- About this task: Locate the lines of the listing below that hold "xlsx", then copy each of them.

- Data:

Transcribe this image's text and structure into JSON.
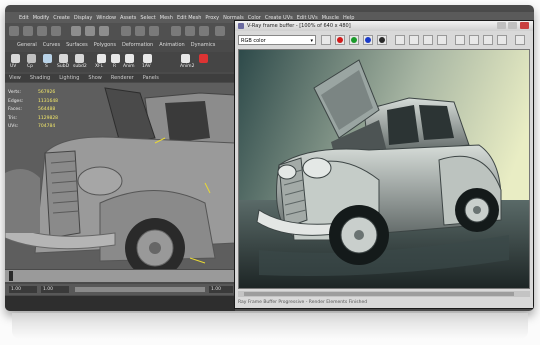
{
  "maya": {
    "menu": [
      "Edit",
      "Modify",
      "Create",
      "Display",
      "Window",
      "Assets",
      "Select",
      "Mesh",
      "Edit Mesh",
      "Proxy",
      "Normals",
      "Color",
      "Create UVs",
      "Edit UVs",
      "Muscle",
      "Help"
    ],
    "shelf_tabs": [
      "General",
      "Curves",
      "Surfaces",
      "Polygons",
      "Deformation",
      "Animation",
      "Dynamics"
    ],
    "shelf_icons": [
      "UV",
      "Cp",
      "S",
      "SubD",
      "subd2",
      "XFL",
      "R",
      "Anim",
      "1AV",
      "Anim2"
    ],
    "panel_menu": [
      "View",
      "Shading",
      "Lighting",
      "Show",
      "Renderer",
      "Panels"
    ],
    "hud": [
      {
        "label": "Verts:",
        "value": "567926"
      },
      {
        "label": "Edges:",
        "value": "1131648"
      },
      {
        "label": "Faces:",
        "value": "564488"
      },
      {
        "label": "Tris:",
        "value": "1129828"
      },
      {
        "label": "UVs:",
        "value": "704784"
      }
    ],
    "range_start": "1.00",
    "range_current": "1.00",
    "range_end": "1.00"
  },
  "vfb": {
    "title": "V-Ray frame buffer - [100% of 640 x 480]",
    "channel": "RGB color",
    "status": "Ray Frame Buffer Progressive - Render Elements Finished",
    "colors": {
      "red": "#d21a1a",
      "green": "#1a9a2a",
      "blue": "#1a3ac8"
    }
  }
}
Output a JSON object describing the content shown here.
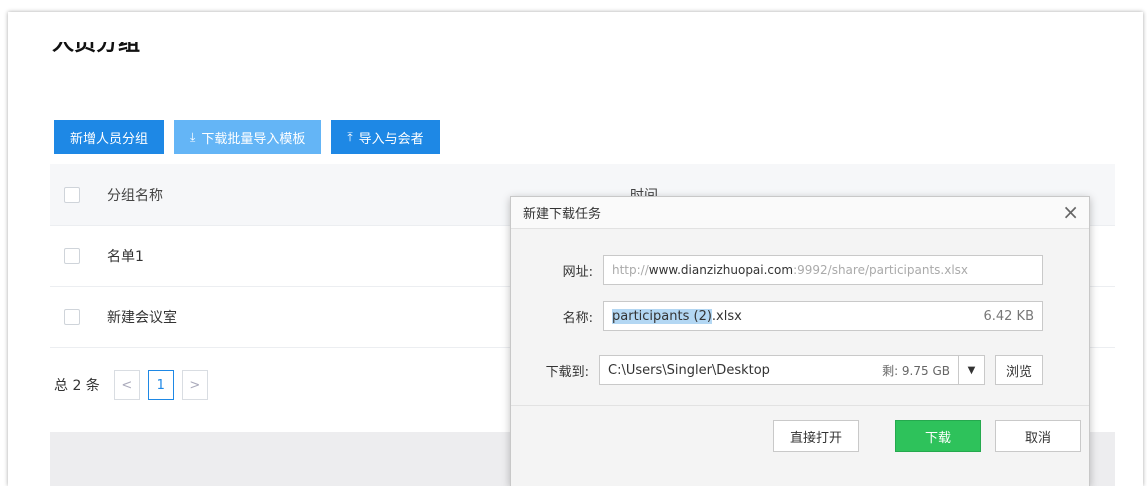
{
  "page": {
    "title": "人员分组"
  },
  "toolbar": {
    "add_group": "新增人员分组",
    "download_template": "下载批量导入模板",
    "import_participants": "导入与会者",
    "download_icon": "download-icon",
    "upload_icon": "upload-icon"
  },
  "table": {
    "headers": {
      "name": "分组名称",
      "time": "时间"
    },
    "rows": [
      {
        "name": "名单1"
      },
      {
        "name": "新建会议室"
      }
    ]
  },
  "pagination": {
    "total": "总 2 条",
    "prev": "<",
    "current": "1",
    "next": ">"
  },
  "dialog": {
    "title": "新建下载任务",
    "close": "×",
    "url_label": "网址:",
    "url_prefix": "http://",
    "url_domain": "www.dianzizhuopai.com",
    "url_rest": ":9992/share/participants.xlsx",
    "name_label": "名称:",
    "name_selected": "participants (2)",
    "name_ext": ".xlsx",
    "file_size": "6.42 KB",
    "path_label": "下载到:",
    "path_value": "C:\\Users\\Singler\\Desktop",
    "free_space": "剩: 9.75 GB",
    "dropdown": "▼",
    "browse": "浏览",
    "open_directly": "直接打开",
    "download": "下载",
    "cancel": "取消"
  },
  "colors": {
    "primary": "#1e88e5",
    "primary_light": "#64b5f6",
    "download_green": "#2ec25b"
  }
}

- Answer:
    "url_rest": ":9992/share/participants.xlsx",
    "name_ext": ".xlsx",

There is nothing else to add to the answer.